--- START ---
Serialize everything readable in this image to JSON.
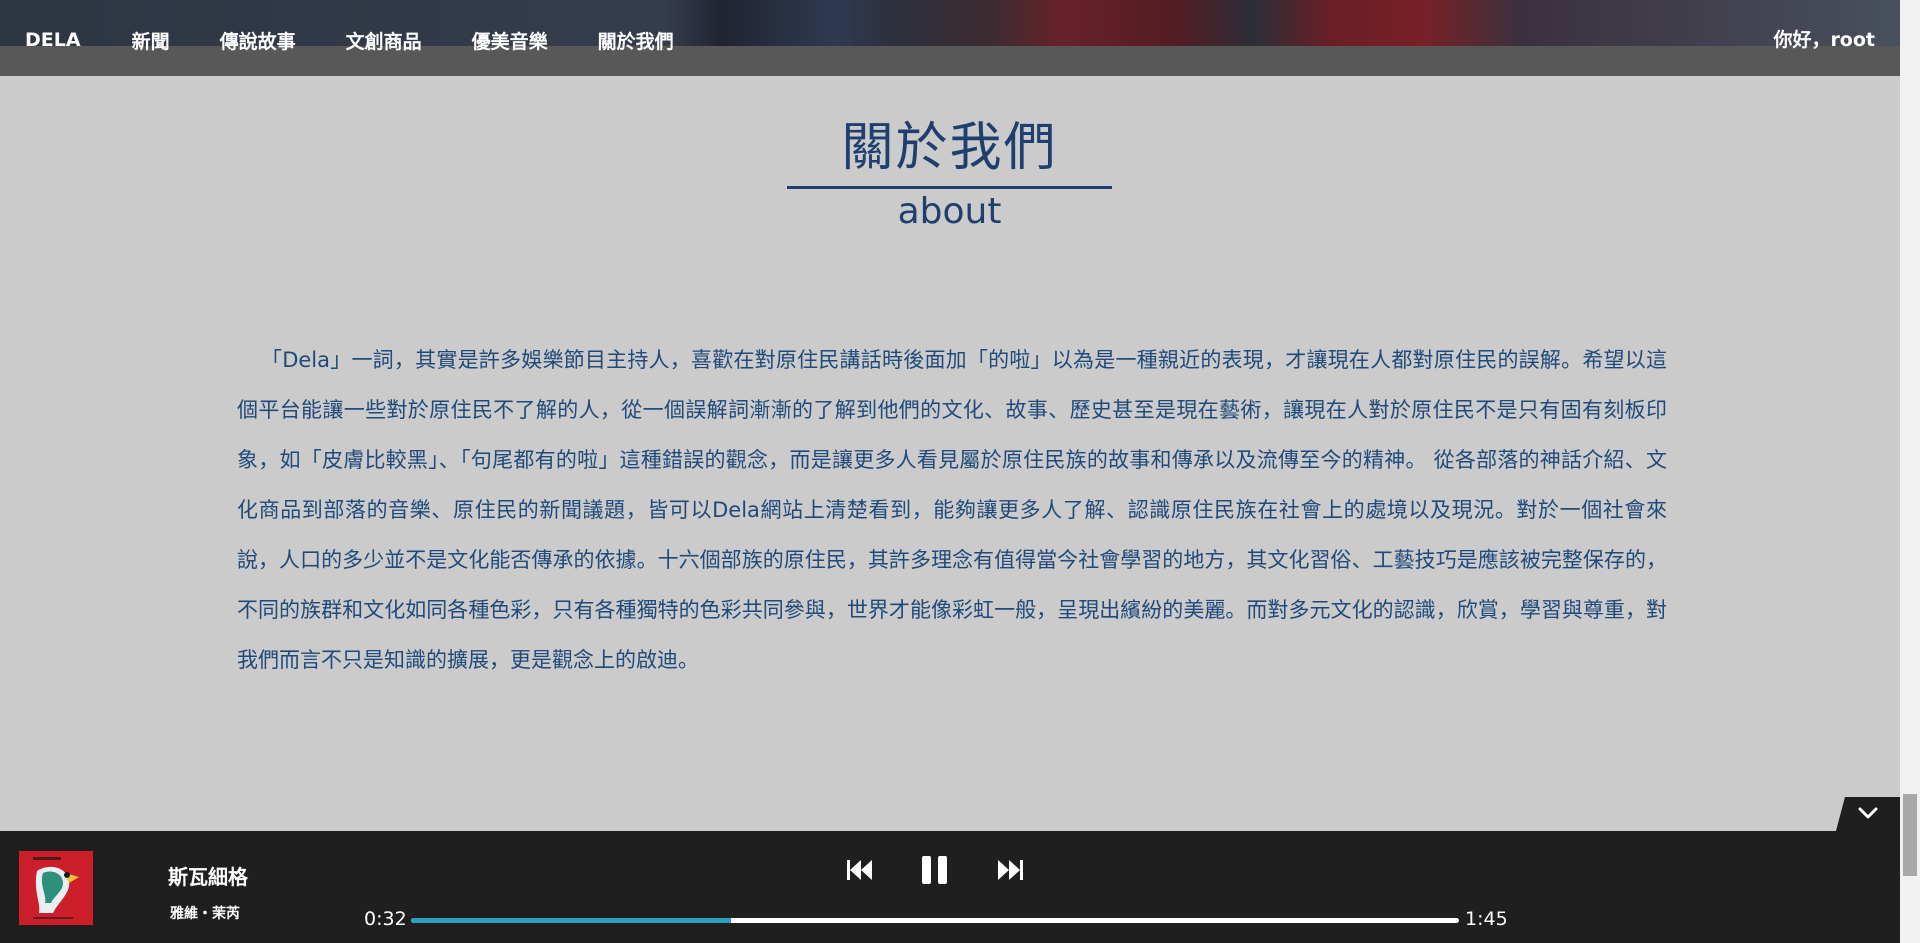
{
  "nav": {
    "items": [
      "DELA",
      "新聞",
      "傳說故事",
      "文創商品",
      "優美音樂",
      "關於我們"
    ],
    "greeting": "你好，root"
  },
  "about": {
    "title": "關於我們",
    "subtitle": "about",
    "paragraph": "「Dela」一詞，其實是許多娛樂節目主持人，喜歡在對原住民講話時後面加「的啦」以為是一種親近的表現，才讓現在人都對原住民的誤解。希望以這個平台能讓一些對於原住民不了解的人，從一個誤解詞漸漸的了解到他們的文化、故事、歷史甚至是現在藝術，讓現在人對於原住民不是只有固有刻板印象，如「皮膚比較黑」、「句尾都有的啦」這種錯誤的觀念，而是讓更多人看見屬於原住民族的故事和傳承以及流傳至今的精神。 從各部落的神話介紹、文化商品到部落的音樂、原住民的新聞議題，皆可以Dela網站上清楚看到，能夠讓更多人了解、認識原住民族在社會上的處境以及現況。對於一個社會來說，人口的多少並不是文化能否傳承的依據。十六個部族的原住民，其許多理念有值得當今社會學習的地方，其文化習俗、工藝技巧是應該被完整保存的，不同的族群和文化如同各種色彩，只有各種獨特的色彩共同參與，世界才能像彩虹一般，呈現出繽紛的美麗。而對多元文化的認識，欣賞，學習與尊重，對我們而言不只是知識的擴展，更是觀念上的啟迪。"
  },
  "player": {
    "song_title": "斯瓦細格",
    "artist": "雅維・茉芮",
    "current_time": "0:32",
    "total_time": "1:45",
    "progress_fraction": 0.305,
    "accent_color": "#2a9fc0",
    "icons": {
      "prev": "skip-previous-icon",
      "pause": "pause-icon",
      "next": "skip-next-icon",
      "collapse": "chevron-down-icon"
    }
  }
}
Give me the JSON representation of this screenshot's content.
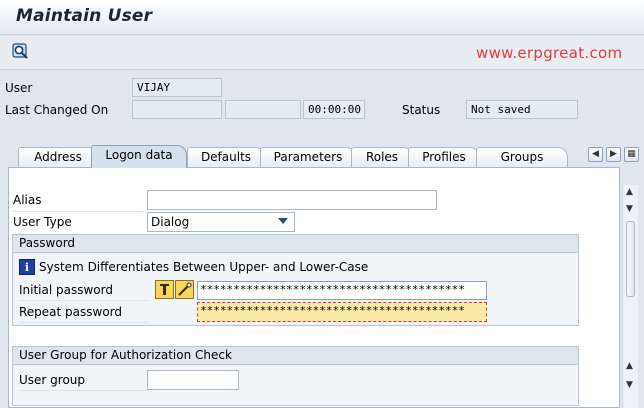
{
  "window": {
    "title": "Maintain User"
  },
  "toolbar": {
    "watermark": "www.erpgreat.com"
  },
  "header": {
    "user_label": "User",
    "user_value": "VIJAY",
    "last_changed_label": "Last Changed On",
    "last_changed_date1": "",
    "last_changed_date2": "",
    "last_changed_time": "00:00:00",
    "status_label": "Status",
    "status_value": "Not saved"
  },
  "tabs": [
    {
      "label": "Address"
    },
    {
      "label": "Logon data"
    },
    {
      "label": "Defaults"
    },
    {
      "label": "Parameters"
    },
    {
      "label": "Roles"
    },
    {
      "label": "Profiles"
    },
    {
      "label": "Groups"
    }
  ],
  "logon": {
    "alias_label": "Alias",
    "alias_value": "",
    "user_type_label": "User Type",
    "user_type_value": "Dialog"
  },
  "password": {
    "group_title": "Password",
    "info_text": "System Differentiates Between Upper- and Lower-Case",
    "initial_label": "Initial password",
    "initial_value": "****************************************",
    "repeat_label": "Repeat password",
    "repeat_value": "****************************************"
  },
  "user_group": {
    "group_title": "User Group for Authorization Check",
    "label": "User group",
    "value": ""
  },
  "colors": {
    "accent": "#1f3fa8",
    "highlight": "#fbe9a7",
    "watermark": "#e23b3b"
  }
}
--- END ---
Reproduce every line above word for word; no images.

Serialize everything readable in this image to JSON.
{
  "nav": {
    "items": [
      "DELA",
      "新聞",
      "傳說故事",
      "文創商品",
      "優美音樂",
      "關於我們"
    ],
    "greeting": "你好，root"
  },
  "about": {
    "title": "關於我們",
    "subtitle": "about",
    "paragraph": "「Dela」一詞，其實是許多娛樂節目主持人，喜歡在對原住民講話時後面加「的啦」以為是一種親近的表現，才讓現在人都對原住民的誤解。希望以這個平台能讓一些對於原住民不了解的人，從一個誤解詞漸漸的了解到他們的文化、故事、歷史甚至是現在藝術，讓現在人對於原住民不是只有固有刻板印象，如「皮膚比較黑」、「句尾都有的啦」這種錯誤的觀念，而是讓更多人看見屬於原住民族的故事和傳承以及流傳至今的精神。 從各部落的神話介紹、文化商品到部落的音樂、原住民的新聞議題，皆可以Dela網站上清楚看到，能夠讓更多人了解、認識原住民族在社會上的處境以及現況。對於一個社會來說，人口的多少並不是文化能否傳承的依據。十六個部族的原住民，其許多理念有值得當今社會學習的地方，其文化習俗、工藝技巧是應該被完整保存的，不同的族群和文化如同各種色彩，只有各種獨特的色彩共同參與，世界才能像彩虹一般，呈現出繽紛的美麗。而對多元文化的認識，欣賞，學習與尊重，對我們而言不只是知識的擴展，更是觀念上的啟迪。"
  },
  "player": {
    "song_title": "斯瓦細格",
    "artist": "雅維・茉芮",
    "current_time": "0:32",
    "total_time": "1:45",
    "progress_fraction": 0.305,
    "accent_color": "#2a9fc0",
    "icons": {
      "prev": "skip-previous-icon",
      "pause": "pause-icon",
      "next": "skip-next-icon",
      "collapse": "chevron-down-icon"
    }
  }
}
Give me the JSON representation of this screenshot's content.
{
  "window": {
    "title": "Maintain User"
  },
  "toolbar": {
    "watermark": "www.erpgreat.com"
  },
  "header": {
    "user_label": "User",
    "user_value": "VIJAY",
    "last_changed_label": "Last Changed On",
    "last_changed_date1": "",
    "last_changed_date2": "",
    "last_changed_time": "00:00:00",
    "status_label": "Status",
    "status_value": "Not saved"
  },
  "tabs": [
    {
      "label": "Address"
    },
    {
      "label": "Logon data"
    },
    {
      "label": "Defaults"
    },
    {
      "label": "Parameters"
    },
    {
      "label": "Roles"
    },
    {
      "label": "Profiles"
    },
    {
      "label": "Groups"
    }
  ],
  "logon": {
    "alias_label": "Alias",
    "alias_value": "",
    "user_type_label": "User Type",
    "user_type_value": "Dialog"
  },
  "password": {
    "group_title": "Password",
    "info_text": "System Differentiates Between Upper- and Lower-Case",
    "initial_label": "Initial password",
    "initial_value": "****************************************",
    "repeat_label": "Repeat password",
    "repeat_value": "****************************************"
  },
  "user_group": {
    "group_title": "User Group for Authorization Check",
    "label": "User group",
    "value": ""
  },
  "colors": {
    "accent": "#1f3fa8",
    "highlight": "#fbe9a7",
    "watermark": "#e23b3b"
  }
}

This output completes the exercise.